Civil Justice for Victims of Crime
Any Crime Victim May File a Civil Lawsuit
Regardless of the outcome of the criminal prosecution, or even if there was no prosecution, crime victims can file civil lawsuits against offenders and other responsible parties. Unlike the criminal justice process, the civil justice system does not attempt to determine an offender's guilt or innocence. Offenders are also not put in prison. Rather, civil courts attempt to ascertain whether an offender or a third party, such as a business or property owner that failed to provide adequate security, is liable for the injuries sustained as a result of the crime.
If defendants are found civilly liable, courts may order them to pay monetary damages to victims. While money awarded in civil lawsuits can never fully compensate a victim for the trauma of victimization or the loss of a loved one, it can be a valuable resource to help crime victims rebuild their lives.
Moreover, the exposure to civil liability is a powerful incentive for businesses, property owners, corporations, franchisees and other proprietors to enact the security measures necessary to prevent future crimes from occurring on their premises.
How to Find an Attorney
The law in the area of third party assaults of customers on business premises is very complicated, detailed and expensive to litigate. Success in this type of litigation requires attorneys who have extensive expertise, understand this unique area of the law, know how to investigate your case, and are willing to take on the largest companies in the country.
While many attorneys claim to have expertise representing crime victims in civil lawsuits, few actually have an extensive background in litigation of inadequate security in premises liability cases involving serious injury and wrongful death.
As a former law enforcement administrator, Chief of Police, and owner of a specialized uniformed and investigation security company, Hal Cook is uniquely qualified and intimately familiar with law enforcement and security administration, management, operations, policy and standards in both the public and private sector. This high degree of specialized knowledge and experience is an advantage to all clients and crime victims.
Fees and Retainers
The Cook Law Firm represents victims of crime on a contingency fee basis. This means the attorney is only paid a fee if the victim is awarded a monetary settlement or judgment. If the case is successful, the attorney's fee comes from a predetermined percentage of the total award. Regardless of whether the case is successful, the victim may be responsible for paying certain costs associated with the case including filing fees, expert witness fees, and deposition-related expenses.
Questions Your Attorney May Ask
When crime victims consult with an attorney, they should be prepared to answer detailed questions about the case that will allow the attorney to conduct a proper evaluation.
Our law firm will be requesting information such as the following:
About the Criminal Event:
•Date and time of occurrence •Location of events, addresses, and description of premises •Identification of witnesses to the occurrence •Identification of known physical evidence

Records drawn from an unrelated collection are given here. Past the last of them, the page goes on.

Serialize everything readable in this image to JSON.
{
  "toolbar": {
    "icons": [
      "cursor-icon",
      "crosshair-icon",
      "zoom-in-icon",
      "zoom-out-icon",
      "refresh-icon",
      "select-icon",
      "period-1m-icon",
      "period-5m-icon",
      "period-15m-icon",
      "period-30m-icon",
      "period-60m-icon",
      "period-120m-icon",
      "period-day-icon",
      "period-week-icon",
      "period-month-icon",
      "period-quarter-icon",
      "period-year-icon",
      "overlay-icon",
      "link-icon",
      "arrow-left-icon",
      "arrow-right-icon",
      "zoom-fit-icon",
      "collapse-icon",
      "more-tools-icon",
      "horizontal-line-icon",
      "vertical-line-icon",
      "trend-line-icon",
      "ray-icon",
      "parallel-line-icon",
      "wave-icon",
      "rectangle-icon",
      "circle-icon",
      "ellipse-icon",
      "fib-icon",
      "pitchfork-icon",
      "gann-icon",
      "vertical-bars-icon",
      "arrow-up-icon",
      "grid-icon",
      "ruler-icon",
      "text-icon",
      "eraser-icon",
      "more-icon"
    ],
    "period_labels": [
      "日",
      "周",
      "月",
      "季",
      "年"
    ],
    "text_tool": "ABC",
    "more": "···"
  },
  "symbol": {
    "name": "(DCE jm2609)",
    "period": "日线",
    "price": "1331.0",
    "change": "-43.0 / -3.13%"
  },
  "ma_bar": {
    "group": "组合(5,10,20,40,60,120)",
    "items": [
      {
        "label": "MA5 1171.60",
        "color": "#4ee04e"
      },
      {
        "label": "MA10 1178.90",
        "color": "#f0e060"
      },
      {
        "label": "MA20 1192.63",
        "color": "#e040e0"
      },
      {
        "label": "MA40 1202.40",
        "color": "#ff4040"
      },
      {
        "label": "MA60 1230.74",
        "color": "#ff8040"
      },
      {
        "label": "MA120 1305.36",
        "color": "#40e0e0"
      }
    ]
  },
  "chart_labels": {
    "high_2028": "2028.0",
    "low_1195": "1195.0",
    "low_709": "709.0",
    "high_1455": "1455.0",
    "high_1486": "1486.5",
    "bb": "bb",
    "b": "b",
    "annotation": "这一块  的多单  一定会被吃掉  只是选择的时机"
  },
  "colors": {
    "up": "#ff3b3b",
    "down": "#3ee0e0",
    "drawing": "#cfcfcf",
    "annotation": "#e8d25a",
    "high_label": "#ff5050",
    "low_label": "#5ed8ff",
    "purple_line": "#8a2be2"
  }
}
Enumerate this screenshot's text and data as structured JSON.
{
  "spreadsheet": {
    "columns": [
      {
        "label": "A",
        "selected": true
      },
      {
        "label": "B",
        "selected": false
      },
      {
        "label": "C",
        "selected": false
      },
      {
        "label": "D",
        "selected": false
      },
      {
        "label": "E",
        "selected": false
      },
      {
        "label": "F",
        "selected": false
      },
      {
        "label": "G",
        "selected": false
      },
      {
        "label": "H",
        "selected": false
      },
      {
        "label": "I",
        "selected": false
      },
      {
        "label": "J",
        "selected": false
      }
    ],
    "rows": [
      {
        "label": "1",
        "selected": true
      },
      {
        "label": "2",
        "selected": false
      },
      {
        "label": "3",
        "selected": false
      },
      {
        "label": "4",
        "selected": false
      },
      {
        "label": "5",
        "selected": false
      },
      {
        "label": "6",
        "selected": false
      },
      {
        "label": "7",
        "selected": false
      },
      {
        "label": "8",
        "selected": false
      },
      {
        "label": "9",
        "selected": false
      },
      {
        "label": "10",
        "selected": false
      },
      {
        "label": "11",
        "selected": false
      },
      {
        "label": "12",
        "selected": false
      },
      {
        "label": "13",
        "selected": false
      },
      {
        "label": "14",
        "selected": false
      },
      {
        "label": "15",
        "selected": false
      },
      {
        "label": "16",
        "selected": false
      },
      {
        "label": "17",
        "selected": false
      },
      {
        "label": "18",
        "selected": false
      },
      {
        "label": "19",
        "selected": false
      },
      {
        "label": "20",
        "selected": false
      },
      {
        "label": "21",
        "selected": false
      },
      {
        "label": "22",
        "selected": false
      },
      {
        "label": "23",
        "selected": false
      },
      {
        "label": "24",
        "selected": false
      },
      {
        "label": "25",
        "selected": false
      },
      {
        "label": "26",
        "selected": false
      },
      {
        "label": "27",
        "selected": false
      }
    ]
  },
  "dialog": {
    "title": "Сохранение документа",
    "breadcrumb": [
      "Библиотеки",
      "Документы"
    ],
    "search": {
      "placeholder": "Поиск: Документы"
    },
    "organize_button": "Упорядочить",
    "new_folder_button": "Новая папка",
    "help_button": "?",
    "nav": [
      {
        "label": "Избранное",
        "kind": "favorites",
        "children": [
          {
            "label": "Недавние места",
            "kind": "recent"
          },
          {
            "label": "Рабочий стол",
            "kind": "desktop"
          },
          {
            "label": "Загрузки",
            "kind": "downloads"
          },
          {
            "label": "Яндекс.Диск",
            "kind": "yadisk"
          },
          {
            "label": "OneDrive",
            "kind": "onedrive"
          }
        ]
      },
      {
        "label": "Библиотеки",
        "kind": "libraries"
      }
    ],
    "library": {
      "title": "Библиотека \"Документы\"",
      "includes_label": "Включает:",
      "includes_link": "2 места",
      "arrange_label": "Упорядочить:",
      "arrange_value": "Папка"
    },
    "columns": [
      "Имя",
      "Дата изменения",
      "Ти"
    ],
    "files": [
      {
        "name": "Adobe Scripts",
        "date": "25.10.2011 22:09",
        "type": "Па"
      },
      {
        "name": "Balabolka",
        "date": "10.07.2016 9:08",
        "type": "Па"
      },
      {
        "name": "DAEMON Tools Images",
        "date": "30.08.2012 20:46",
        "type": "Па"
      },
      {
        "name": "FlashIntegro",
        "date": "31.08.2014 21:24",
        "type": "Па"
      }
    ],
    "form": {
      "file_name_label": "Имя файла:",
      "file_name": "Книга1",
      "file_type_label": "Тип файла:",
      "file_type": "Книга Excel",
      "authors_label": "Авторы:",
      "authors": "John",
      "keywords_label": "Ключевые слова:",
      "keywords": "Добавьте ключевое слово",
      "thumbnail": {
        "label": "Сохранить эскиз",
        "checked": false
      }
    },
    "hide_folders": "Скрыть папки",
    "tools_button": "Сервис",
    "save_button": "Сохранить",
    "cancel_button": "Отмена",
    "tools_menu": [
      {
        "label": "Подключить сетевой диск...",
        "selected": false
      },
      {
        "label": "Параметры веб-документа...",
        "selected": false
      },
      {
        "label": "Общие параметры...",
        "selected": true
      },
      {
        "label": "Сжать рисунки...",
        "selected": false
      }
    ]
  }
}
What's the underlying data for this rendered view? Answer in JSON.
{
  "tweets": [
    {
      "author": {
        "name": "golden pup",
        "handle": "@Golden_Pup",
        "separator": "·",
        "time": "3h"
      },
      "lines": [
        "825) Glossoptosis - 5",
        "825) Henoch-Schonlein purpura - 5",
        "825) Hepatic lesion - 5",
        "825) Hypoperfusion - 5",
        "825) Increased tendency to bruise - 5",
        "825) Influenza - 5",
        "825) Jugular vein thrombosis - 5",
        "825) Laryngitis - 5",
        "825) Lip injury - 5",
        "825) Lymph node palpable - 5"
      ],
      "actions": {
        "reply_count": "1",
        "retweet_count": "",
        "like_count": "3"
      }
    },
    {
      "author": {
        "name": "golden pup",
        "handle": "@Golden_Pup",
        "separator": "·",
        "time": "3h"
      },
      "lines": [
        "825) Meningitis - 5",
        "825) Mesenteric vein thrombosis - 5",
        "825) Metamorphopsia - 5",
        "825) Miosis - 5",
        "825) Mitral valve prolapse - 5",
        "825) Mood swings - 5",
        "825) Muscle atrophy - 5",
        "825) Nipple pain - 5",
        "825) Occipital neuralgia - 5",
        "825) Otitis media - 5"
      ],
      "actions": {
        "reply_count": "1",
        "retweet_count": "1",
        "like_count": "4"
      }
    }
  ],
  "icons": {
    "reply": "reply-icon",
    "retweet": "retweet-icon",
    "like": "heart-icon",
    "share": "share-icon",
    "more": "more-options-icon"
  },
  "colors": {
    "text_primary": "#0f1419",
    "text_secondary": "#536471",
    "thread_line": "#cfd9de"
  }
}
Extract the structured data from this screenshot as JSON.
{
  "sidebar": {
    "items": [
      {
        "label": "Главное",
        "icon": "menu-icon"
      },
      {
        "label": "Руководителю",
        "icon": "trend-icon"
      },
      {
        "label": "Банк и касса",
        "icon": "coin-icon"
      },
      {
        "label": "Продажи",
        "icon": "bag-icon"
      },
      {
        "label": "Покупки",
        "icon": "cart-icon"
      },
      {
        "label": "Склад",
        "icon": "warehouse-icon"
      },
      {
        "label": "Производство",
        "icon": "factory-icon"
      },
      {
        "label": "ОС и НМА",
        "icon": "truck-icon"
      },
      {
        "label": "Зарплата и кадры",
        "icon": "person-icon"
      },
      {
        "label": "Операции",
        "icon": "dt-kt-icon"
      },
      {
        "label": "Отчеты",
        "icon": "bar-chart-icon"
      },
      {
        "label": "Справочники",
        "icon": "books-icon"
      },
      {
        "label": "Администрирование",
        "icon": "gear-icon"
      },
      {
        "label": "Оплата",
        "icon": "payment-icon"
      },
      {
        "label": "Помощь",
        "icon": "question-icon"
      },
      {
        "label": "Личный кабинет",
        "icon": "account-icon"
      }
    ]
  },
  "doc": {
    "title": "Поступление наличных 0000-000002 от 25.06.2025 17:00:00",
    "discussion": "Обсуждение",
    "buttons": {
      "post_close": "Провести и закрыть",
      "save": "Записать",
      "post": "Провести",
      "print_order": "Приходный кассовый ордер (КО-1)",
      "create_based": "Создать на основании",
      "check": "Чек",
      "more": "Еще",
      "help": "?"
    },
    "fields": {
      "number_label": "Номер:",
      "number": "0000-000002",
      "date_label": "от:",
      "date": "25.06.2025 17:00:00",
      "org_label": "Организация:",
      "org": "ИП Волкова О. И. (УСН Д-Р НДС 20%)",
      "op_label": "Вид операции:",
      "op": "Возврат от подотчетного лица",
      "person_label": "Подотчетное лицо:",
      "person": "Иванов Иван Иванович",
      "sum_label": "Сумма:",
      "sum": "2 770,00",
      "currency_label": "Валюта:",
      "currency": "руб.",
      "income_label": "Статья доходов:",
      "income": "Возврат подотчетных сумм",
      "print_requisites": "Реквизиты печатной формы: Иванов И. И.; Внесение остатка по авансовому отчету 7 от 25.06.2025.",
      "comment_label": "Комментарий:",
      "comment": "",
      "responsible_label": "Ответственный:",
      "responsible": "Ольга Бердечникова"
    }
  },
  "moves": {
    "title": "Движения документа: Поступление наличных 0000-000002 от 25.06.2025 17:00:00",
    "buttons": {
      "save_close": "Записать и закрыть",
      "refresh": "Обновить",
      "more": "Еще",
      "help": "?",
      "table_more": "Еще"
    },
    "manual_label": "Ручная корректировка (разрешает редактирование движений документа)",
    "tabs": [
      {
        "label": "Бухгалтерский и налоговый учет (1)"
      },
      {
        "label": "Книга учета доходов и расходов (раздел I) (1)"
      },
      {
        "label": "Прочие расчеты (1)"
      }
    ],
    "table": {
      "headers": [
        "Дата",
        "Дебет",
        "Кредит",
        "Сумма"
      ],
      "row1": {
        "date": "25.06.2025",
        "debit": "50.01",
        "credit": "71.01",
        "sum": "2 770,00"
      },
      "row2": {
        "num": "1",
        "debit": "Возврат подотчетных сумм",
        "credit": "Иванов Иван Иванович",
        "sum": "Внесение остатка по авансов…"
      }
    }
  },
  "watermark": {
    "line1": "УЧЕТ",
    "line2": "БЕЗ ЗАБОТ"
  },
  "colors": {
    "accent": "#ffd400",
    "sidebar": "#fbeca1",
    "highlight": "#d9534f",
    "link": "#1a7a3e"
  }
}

• Whether a police report was filed, and if so, identification of: the police department where the complaint was filed, the detective or officer assigned to the case, the complaint or report number, and statements taken as part of an investigation
• Whether there was or is a criminal case. If so, identification of: the prosecutor, current stage of criminal case, and description of the case investigation conducted
About the Perpetrator:
• If the perpetrator is known to the victim: nature of relationship with victim. Perpetrator’s name and aliases, address, etc.
• If the perpetrator is not known to the victim, but a third party might bear some liability for the occurrence of the crime, details of events surrounding the crime and where it was committed become increasingly important, such as information about where the occurrence took place and whether there was any security.
About Damages Sustained by the Victim:
• Medical information: degree of physical, emotional, and psychological injuries sustained and extent and cost of anticipated treatment
• Identification of hospital, physician services
• Identification of property damage
• Amount of victim's lost time from work, lost wages, money recouped from workers compensation, or state or private disability insurance
• Source of funds to cover damages or losses such as health insurance, crime victims compensation, Medicare, and restitution.